In a press release the group stated that Ottawa Hospital’s $2.8 billion Civic Campus project will likely cost taxpayers hundreds of millions more and leave a majority of Ottawa-area construction workers ineligible to work on the vital project.
The CCA explained that an exclusive project labour agreement (PLA) between the hospital and the Unionized Building and Construction Trades of Eastern Ontario and Western Quebec prohibits contractors and workers who are not affiliated with these specific unions from bidding on, or even participating in building, the hospital’s new $2.8 billion Civic Campus.
The group cited a report by the Montreal Economic Institute (MEI) that concluded the Ottawa Hospital’s restrictive PLA will stifle competition, escalating project costs by between $168 million and $525 million by 2028. The authors of the report find it unacceptable for a public entity to make taxpayers pay more by granting exclusivity to a specific group of affiliated workers.
“Not only are a large number of talented workers — many from small and medium-sized firms — barred, but, as the MEI points out, the projects are likely to cost taxpayers more than necessary as a result,” said Mary Van Buren, CCA president.
The CCA stated that the Ottawa Hospital project is the latest in a series of concerning examples, like B.C.’s Pattullo Bridge, where public sector procurement is “falling short on fair and open practices”.
The CCA added that an even more concerning issue is the labour requirements attached to the newly introduced federal clean tax credits established in Budget 2023, which again exclude non-unionized construction workers.

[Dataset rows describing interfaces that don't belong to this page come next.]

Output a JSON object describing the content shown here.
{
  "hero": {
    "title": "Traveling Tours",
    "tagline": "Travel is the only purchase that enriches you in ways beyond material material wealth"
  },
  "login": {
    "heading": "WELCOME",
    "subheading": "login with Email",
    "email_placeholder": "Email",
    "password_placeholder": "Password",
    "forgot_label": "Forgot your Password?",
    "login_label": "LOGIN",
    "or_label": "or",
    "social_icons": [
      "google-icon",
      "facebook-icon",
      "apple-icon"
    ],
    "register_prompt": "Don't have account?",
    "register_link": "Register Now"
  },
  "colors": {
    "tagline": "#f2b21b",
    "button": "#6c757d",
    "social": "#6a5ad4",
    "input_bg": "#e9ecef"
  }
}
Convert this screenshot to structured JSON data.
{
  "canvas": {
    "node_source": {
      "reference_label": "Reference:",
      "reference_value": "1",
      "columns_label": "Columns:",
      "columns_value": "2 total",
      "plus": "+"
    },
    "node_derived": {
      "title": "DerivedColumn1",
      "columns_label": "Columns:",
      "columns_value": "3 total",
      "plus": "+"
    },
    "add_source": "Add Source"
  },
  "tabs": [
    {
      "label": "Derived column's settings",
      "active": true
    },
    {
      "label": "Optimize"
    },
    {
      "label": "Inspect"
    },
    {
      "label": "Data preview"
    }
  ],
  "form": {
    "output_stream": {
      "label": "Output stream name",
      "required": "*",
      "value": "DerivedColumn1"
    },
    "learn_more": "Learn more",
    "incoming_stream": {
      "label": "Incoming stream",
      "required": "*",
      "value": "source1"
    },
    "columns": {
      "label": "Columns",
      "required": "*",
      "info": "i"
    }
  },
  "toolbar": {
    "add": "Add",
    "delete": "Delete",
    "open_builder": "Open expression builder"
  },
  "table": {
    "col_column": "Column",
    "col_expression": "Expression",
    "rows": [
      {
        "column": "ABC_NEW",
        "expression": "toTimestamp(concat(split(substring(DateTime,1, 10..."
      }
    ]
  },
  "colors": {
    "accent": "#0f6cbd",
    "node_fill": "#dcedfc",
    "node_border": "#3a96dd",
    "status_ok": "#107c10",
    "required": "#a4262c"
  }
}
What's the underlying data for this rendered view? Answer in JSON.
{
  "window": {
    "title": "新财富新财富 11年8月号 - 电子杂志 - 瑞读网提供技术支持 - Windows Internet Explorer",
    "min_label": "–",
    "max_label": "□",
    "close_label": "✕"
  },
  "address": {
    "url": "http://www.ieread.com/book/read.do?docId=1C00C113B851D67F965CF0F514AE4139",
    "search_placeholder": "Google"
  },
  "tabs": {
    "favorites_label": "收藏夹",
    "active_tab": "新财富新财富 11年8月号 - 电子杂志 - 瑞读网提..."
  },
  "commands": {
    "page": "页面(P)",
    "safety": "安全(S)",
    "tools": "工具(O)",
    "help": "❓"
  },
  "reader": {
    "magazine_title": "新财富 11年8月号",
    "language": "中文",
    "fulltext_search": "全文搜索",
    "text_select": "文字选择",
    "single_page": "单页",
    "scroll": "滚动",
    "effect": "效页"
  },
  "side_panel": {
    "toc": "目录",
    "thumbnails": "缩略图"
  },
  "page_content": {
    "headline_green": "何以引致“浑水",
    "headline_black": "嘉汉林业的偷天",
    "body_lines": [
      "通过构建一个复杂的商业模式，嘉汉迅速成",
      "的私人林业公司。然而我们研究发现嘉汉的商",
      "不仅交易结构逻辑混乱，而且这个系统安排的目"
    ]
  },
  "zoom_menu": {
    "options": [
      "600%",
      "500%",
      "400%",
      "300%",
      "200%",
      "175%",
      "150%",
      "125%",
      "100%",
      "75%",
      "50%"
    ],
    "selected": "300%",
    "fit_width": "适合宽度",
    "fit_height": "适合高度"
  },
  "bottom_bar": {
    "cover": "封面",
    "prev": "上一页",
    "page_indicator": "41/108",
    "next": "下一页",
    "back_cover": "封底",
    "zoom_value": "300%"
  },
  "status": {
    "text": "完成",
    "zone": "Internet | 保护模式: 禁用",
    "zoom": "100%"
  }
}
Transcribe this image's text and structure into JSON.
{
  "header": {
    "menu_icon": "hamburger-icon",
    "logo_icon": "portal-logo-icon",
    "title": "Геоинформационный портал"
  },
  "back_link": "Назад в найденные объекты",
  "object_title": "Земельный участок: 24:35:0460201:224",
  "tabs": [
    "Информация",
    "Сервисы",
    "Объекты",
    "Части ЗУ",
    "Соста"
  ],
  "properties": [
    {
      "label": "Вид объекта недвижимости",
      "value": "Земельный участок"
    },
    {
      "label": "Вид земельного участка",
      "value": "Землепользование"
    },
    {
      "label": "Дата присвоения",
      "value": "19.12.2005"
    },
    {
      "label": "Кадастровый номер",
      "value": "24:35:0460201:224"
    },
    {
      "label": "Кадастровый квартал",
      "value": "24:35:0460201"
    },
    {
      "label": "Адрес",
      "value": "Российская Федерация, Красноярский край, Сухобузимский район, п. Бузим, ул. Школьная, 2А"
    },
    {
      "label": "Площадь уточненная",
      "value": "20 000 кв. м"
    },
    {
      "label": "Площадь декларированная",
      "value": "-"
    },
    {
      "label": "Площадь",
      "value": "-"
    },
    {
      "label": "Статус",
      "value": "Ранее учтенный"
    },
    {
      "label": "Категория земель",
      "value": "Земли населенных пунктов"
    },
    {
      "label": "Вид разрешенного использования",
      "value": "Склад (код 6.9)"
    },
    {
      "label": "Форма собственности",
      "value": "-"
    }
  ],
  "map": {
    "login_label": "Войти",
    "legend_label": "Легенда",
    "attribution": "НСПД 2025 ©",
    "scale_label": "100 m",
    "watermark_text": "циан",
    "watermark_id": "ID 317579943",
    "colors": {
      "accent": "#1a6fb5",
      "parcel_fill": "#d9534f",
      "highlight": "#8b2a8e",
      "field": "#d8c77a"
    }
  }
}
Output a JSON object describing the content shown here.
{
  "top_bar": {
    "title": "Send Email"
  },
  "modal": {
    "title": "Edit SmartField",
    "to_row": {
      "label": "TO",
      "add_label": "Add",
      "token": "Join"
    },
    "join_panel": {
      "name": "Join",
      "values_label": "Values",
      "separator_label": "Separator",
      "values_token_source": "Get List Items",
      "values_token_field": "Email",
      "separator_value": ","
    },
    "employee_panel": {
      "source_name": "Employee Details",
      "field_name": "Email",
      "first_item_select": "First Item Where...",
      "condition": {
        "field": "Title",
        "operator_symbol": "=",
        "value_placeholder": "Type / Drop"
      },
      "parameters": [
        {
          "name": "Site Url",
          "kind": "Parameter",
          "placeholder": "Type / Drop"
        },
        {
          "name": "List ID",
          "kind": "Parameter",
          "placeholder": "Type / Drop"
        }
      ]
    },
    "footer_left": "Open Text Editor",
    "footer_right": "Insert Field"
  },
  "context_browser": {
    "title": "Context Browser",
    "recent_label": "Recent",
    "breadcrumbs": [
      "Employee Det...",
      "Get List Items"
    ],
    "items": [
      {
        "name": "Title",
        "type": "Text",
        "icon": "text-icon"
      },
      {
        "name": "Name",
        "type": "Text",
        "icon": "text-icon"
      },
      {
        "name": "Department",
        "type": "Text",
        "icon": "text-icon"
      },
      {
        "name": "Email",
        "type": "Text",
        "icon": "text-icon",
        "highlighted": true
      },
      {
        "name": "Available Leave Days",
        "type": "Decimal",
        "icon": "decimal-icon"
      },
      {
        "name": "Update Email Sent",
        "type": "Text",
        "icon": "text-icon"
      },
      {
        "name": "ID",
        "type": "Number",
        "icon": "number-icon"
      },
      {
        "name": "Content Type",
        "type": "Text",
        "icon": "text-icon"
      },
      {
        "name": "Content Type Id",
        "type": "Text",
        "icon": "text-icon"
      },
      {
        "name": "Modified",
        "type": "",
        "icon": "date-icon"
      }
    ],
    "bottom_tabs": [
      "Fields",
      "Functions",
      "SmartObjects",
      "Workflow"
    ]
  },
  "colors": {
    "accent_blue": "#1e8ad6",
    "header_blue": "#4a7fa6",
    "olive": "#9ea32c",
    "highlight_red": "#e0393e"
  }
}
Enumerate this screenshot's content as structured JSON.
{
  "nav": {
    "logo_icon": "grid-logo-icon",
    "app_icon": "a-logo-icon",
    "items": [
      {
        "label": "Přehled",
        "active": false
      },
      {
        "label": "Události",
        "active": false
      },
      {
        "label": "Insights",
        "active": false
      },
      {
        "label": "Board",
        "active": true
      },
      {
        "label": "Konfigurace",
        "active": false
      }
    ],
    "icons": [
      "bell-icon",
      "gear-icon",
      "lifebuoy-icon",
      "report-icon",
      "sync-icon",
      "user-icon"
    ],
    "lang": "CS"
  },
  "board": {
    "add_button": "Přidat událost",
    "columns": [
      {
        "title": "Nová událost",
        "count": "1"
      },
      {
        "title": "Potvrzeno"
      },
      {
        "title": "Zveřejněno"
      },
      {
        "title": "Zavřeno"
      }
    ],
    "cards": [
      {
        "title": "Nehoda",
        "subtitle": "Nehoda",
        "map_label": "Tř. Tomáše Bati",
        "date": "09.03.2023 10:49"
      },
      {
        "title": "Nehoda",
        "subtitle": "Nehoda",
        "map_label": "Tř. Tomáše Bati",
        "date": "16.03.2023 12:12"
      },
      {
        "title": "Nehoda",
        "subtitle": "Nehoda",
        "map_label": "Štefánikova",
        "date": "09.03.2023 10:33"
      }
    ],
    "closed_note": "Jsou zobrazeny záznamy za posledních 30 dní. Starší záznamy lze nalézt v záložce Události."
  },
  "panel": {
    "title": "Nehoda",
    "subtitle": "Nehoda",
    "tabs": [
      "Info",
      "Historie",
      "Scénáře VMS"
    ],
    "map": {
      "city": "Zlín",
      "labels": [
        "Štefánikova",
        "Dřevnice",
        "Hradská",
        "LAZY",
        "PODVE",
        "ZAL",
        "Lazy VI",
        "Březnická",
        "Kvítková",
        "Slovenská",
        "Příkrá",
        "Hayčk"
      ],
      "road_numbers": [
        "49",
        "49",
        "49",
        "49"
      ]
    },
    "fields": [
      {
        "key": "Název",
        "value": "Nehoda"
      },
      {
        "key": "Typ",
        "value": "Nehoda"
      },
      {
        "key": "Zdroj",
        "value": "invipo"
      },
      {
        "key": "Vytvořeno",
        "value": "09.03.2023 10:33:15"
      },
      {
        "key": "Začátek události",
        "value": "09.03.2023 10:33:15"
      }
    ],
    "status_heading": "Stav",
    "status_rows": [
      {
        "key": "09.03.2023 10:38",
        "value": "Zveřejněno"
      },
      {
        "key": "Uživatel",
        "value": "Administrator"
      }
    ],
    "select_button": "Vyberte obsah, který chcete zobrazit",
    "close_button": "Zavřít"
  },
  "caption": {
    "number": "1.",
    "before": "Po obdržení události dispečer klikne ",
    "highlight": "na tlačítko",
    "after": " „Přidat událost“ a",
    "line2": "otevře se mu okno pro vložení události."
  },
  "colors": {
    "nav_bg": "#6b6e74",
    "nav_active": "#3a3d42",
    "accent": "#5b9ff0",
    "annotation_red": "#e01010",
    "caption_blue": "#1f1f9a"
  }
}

“The Canadian Construction Association takes issue with these examples and others that either categorically exclude or strongly disadvantage one group of workers,” said Van Buren. “We would take a similarly forceful position if the reverse had happened and union workers had been excluded or disadvantaged.”
When the agreement was announced in January, officials argued that it would be a positive move for the project.
“The Ottawa Hospital wants to do all we can to create a positive and safe work environment for the thousands of workers that will be on site every day during construction of our new campus,” said Cameron Love, president and CEO of the Ottawa Hospital. “We’re thrilled to have partnered with trades unions on this landmark agreement that will help keep the project on schedule and avoid costs and delays associated with work stoppage.”
According to the hospital, the agreement sets out the terms and conditions that will apply to all employers and all trades working on the project. The hospital believes that agreement sets a high safety standard for working conditions for all building and trades workers on the site, increasing safety and job stability, while still following Ontario’s requirements for an open and competitive procurement process.
Officials explained that the agreement ensures compliance with bargaining rights and that all workers on the site are properly trained and certified and will create apprenticeship opportunities for populations underrepresented in the construction trades, including First Nations, Inuit and Métis people, women, and diverse and at-risk youth. The agreement lasts for the duration of the project.